Evidence also suggests that fostering an ongoing relationship with a financial advisor leads to better financial outcomes. Those who reported receiving advice at both time points in our analysis had nearly 50% higher average pension wealth than those only advised at the start
Which begs the question , why isn’t advice more generally available to the less affluent. The answer to that question is dealt with John Lappin’s article.
Steve Bee, making a welcome return to talking about financial services (since his firm’s acquisition) is clear that the employer has a key role – especially when they can put mobile technology into play
The best place for employees to find out this stuff is through their employer. Whether they’re actively involved or not, they still need to be the hub. I always thought the Money Advice Service in the early days should have been planted on every pension scheme’s website.
“Employers can do a load of this stuff because everyone’s got a computer in their pocket these days. You can make financial capability tools, simple ones, and even quite complicated ones available to everybody. It’s the next step for pension schemes.” Bee points out that the larger schemes have always done this sort of communication.
Tom McPhail believes the FCA and tPR can help too.
“I think it is now about finding a regulatory framework that enables firms to do more of the guidance stuff. There is a guidance gap not an advice gap.”
You might be slightly confused at this point by the differences in approach of those who see the benefit of advice and those arguing for guidance in the workplace.
I am here to provide some Kantian synthesis in typically cod fashion.
The problem with advice is delivery, it is not deliverable in bulk for all the reasons we know
- over-engineered fact-finds
- cost of regulation
- advisory business models
- lack of human resource
We also know that guidance is potentially deliverable in bulk for all the reasons we know
- mass distributors (employers, insurers and trustees)
- workplace pensions
- lighter touch legislation
The synthesis is simple. Guidance is the ante-chamber for Advice. Many could benefit from guidance and choose to enter the temple of the holy of holies – where sits the IFA on his gilded throne.

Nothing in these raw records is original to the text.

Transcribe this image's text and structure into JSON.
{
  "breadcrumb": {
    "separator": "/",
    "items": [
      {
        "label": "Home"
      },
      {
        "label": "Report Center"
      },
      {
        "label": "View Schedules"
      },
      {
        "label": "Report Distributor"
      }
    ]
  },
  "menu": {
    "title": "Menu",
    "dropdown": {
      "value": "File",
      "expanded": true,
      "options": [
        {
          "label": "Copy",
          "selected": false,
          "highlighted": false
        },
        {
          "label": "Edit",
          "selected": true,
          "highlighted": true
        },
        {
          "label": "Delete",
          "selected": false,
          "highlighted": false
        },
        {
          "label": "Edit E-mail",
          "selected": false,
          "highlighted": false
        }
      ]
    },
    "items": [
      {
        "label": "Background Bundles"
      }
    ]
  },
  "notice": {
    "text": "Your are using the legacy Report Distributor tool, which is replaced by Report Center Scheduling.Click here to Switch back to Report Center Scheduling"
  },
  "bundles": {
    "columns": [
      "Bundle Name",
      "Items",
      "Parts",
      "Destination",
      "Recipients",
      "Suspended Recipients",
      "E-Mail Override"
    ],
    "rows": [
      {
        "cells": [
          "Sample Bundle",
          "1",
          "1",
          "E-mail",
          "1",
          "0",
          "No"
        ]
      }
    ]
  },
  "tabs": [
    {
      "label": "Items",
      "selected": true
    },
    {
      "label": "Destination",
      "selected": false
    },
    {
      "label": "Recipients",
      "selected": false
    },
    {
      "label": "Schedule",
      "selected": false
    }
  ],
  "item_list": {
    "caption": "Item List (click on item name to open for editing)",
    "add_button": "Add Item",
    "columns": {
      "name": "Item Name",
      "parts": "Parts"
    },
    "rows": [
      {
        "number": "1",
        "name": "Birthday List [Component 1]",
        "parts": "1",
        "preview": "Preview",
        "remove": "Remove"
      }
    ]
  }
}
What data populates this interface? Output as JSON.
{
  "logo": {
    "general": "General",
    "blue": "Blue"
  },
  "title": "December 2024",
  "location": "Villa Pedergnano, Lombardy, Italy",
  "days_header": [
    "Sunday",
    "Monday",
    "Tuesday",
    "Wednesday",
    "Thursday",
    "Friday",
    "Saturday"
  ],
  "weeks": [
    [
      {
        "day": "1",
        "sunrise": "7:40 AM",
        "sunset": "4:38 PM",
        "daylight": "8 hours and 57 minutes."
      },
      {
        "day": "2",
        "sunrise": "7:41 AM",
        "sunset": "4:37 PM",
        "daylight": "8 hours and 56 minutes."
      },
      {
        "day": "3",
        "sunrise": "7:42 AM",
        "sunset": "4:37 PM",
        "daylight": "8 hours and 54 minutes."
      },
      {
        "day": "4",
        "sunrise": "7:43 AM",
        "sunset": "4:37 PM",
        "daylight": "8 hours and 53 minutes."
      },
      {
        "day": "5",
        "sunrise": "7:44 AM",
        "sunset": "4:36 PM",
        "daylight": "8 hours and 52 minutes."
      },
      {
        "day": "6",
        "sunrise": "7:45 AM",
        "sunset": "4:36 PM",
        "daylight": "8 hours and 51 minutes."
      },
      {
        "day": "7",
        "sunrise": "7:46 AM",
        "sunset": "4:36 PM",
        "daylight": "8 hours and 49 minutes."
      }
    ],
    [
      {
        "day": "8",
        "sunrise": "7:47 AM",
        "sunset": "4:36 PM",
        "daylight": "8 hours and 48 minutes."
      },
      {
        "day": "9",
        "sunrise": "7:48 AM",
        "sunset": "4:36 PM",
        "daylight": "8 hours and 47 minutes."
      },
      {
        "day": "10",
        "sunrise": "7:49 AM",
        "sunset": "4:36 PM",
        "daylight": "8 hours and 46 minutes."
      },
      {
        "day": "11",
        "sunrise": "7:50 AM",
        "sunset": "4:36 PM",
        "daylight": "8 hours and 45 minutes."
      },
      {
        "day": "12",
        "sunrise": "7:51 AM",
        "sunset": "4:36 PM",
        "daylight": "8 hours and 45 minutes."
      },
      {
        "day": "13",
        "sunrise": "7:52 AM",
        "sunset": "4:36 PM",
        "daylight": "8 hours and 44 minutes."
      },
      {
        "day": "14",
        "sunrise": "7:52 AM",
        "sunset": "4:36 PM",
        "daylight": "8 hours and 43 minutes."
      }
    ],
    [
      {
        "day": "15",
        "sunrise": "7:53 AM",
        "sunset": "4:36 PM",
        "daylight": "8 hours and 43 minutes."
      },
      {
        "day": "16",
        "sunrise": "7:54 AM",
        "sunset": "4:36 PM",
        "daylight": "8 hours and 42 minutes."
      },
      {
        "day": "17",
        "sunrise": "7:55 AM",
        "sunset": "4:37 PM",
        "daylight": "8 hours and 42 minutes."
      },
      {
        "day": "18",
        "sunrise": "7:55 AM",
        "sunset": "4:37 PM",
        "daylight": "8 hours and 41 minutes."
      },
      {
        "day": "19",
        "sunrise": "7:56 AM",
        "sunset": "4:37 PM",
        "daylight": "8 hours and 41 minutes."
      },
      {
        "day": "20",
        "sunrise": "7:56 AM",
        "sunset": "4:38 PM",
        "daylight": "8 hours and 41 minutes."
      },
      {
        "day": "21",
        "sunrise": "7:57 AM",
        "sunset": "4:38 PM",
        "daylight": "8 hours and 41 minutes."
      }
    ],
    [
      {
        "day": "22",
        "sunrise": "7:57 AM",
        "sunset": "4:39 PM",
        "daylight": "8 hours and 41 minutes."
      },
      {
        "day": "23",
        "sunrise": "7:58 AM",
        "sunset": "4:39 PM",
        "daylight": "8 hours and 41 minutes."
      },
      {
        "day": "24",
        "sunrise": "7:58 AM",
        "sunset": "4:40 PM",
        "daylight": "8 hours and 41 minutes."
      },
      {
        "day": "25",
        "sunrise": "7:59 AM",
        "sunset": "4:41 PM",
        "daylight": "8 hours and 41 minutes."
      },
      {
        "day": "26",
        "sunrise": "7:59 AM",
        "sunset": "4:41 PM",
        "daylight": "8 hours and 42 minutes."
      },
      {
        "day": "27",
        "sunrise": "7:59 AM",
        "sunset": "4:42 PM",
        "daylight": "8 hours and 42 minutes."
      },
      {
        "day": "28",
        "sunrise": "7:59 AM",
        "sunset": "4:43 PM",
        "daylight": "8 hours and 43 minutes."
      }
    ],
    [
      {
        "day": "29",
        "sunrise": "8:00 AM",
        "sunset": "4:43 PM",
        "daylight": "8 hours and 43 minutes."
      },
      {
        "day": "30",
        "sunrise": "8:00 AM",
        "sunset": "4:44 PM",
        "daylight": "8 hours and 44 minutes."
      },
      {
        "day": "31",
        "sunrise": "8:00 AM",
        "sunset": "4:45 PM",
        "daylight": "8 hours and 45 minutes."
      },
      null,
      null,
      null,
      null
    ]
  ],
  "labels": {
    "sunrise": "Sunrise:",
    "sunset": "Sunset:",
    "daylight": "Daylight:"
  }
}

But even those who do not enter into the inner sanctum will get the benefits of guidance, leading them to take exactly the decisions that the ILC see as making all the difference.